= Work to be completed =
If a line in the entries below includes the string "nbval", copy it out.

================

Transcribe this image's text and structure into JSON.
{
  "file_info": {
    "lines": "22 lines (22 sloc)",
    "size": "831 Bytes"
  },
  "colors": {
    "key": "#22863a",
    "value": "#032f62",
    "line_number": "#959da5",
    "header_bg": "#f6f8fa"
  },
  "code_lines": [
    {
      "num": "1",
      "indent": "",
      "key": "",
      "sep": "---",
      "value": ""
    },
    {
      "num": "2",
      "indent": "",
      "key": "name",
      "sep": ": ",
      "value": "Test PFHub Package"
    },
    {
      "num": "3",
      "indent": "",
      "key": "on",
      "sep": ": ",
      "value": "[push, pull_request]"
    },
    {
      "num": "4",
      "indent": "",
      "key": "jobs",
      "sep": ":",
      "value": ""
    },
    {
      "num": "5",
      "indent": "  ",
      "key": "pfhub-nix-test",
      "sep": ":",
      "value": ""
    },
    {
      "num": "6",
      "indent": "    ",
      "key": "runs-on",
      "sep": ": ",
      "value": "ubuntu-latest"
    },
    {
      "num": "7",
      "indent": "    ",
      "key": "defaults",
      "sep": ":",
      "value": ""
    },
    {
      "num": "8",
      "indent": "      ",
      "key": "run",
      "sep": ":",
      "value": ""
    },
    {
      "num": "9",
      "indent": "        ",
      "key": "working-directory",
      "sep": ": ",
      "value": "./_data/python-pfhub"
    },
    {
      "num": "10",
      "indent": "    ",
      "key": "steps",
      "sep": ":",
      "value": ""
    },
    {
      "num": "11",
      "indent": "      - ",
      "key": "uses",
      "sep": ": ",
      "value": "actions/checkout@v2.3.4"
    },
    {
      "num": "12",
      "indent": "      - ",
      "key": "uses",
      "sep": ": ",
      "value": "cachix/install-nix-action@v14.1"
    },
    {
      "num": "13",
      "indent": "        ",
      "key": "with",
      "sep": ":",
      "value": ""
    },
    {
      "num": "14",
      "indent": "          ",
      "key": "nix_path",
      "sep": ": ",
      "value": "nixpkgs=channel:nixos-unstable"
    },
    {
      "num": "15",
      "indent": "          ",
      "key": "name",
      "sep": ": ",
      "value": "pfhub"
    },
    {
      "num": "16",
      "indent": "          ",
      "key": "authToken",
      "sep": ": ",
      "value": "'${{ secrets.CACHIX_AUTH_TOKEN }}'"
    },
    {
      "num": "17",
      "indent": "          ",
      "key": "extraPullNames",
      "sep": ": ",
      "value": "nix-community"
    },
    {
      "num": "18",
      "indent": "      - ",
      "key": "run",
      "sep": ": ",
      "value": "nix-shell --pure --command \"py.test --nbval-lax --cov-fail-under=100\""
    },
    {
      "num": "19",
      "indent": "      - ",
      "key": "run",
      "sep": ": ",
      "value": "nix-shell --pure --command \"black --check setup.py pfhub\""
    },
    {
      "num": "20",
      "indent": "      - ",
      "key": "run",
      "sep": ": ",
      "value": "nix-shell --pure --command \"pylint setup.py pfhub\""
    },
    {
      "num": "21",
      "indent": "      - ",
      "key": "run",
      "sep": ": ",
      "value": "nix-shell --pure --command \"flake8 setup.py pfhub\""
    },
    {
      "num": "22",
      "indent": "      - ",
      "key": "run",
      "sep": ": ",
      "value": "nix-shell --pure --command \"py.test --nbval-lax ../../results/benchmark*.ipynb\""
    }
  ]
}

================

= Your solution =
      "value": "nix-shell --pure --command \"py.test --nbval-lax --cov-fail-under=100\""
      "value": "nix-shell --pure --command \"py.test --nbval-lax ../../results/benchmark*.ipynb\""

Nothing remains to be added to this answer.